What Blur did next: Alex James recalls how, after a call from Tony Blair's office, his band fell out of love with new Labour - Features - Column
What happened to Cool Britannia? Britpop[TM], which was the start of it all, was a reaction to the Americanisation of British culture. Blur's first big tour of the States began the very day Nirvana's Nevermind was released. After a minor infatuation with bouncy English pop bands in the early 1990s, Jesus Jones and EMF both having No 1 singles, America's youth regained its own identity -- the clothes, attitude, drugs, everything. A new pop culture crystallised around Nevermind: it was a phenomenon.
We spent two months schlepping around from Florida to Oregon -- English, irrelevant and ignored. Being rejected and redundant made us cynical about America. The fatties, the sheer ghastliness, the crass and meaningless spunk blizzard of the media machine. We were proper cheesed off. We got home at last, to find the British music and fashion media swamped with American grunge bands.
After all we'd been through, a bunch of scruffy smackheads were spreading their nihilistic gospel over here. We started wearing suits and grinning. Our second album, Modern Life is Rubbish, attempted to evoke the quintessentially British songwriters of yore and deliberately eschewed any American influences. The record company went spare, told us we were mad and threatened to drop us. We felt we had found ourselves and stood firm. To fly in the face of fashion and know you are right is the best training you can get for being a proper rock star. When Parklife, our third album, was released, for about two months all the music papers had either Blur's singer, Damon Albarn, or the Nirvana singer and Blur fan, Kurt Cobain, on the cover. A month after that, one of them was dead and suddenly there was something that was fully formed and fully British that was cool.
We were in the Top Five. Fuck my nose, they were happy days. Nineties pop culture had arrived. The music that would define the decade was being made. The pop mainstream was in the hands of drunk and dangerous fools; just as it should be, in the shape of ourselves and the delightfully vulgar Gallagher family. Charles Saatchi had forsaken the Conservative Party and was bringing the artist into power. The ArtBrigade, who were equally drunk but slightly sager, were a completely new cultural force, and they had their own visionary in Damien Hirst. There was a sense of new horizons.

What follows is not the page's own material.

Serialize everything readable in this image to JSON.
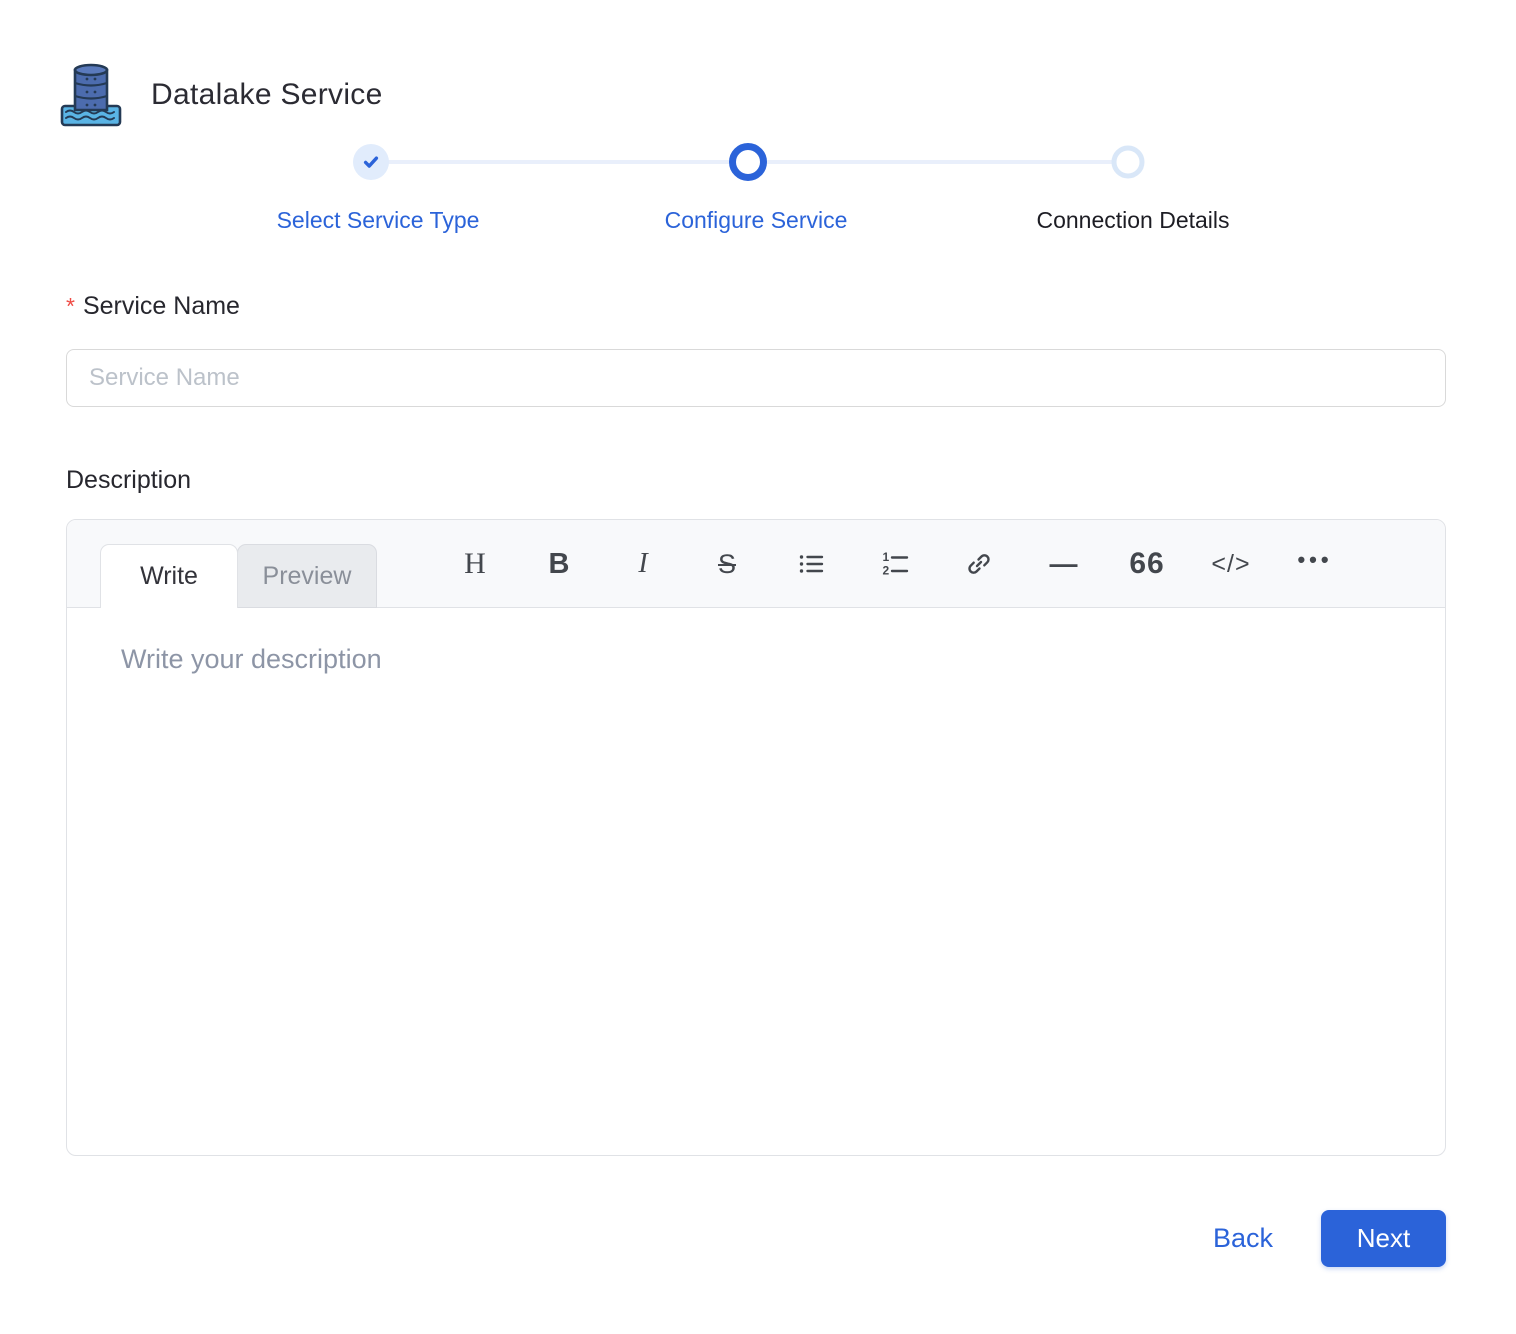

When you're top of the pops, you can get everything for free if you are willing to make enough phone calls (except taxis). Cool people have a lot of power. Fame has more authority than money or even the law. Success and celebrity are the elixir of marketing and everybody wants a piece. When Damon called and said he was going for a G&T with Tony Blair and John Prescott, the then opposition leaders, it didn't strike me as at all unusual. I think what had happened is that the Labour Party market research showed that the people who were buying Blur records were unlikely to vote; but if they did vote, it could be enough to tip the balance in Labour's favour.
We were all invited for drinks at the Commons. It impresses your mother-in-law and it's a pretty good night out. It was nice to give Clare Short a Christmas kiss and Mo Mowlam totally rocked with the best of them. It would have been churlish to reject the opportunity of meeting the people who will run your country, but every time I met a political figure there would be a large-ish piece in the Standard, subtly suggesting an allegiance. Boy, these guys had their shit together. This was expert covert marketing, Nineties style. When I worked out these people weren't my real friends, I returned to the Groucho Club, which was a lot more fun and where, surprisingly, you can make real friends.
By the time of the elections, the press had recreated swinging London. Cool Britannia, though, was a false dawn. A mirage created out of photographs of things that didn't really exist. When we were doing the photographs for Vanity Fair's "London swings again/Cool Britannia" issue, pissed at 9.30 in the morning, the writer begged us to tell him about other "cool" dudes they could photograph for the story. The only one I could think of they'd already done, and we couldn't come up with anyone else.
Cool Britannia's defining moment ended up in an insubstantial American glossy, full of advertisements for hair replacement cures and liposuction.
By the time the present government was in power, we were sceptical. Damon became a communist when he got a call from Blair's office telling him not to say those things he was saying, if he didn't mind. To see a grinning prime minister shaking hands with a smug-looking Gallagher was politics reduced to pantomime.
The upshot of all this bollocks was we realised we could use our celebrity/cool haircuts to market anything. We decided to kick-start a space programme. Couldn't think of anything more important. It's 2002 and we deserve spaceships. The all-British Beagle 2 Mars lander blasts off next June and lands in Isidis Planitia near the Martian equator on 23 December 2003. The tiny spacecraft will announce its arrival by playing music ("cool" music). We want to answer the biggest question of all: are we alone? That's "a story". That's "Cool Britannia".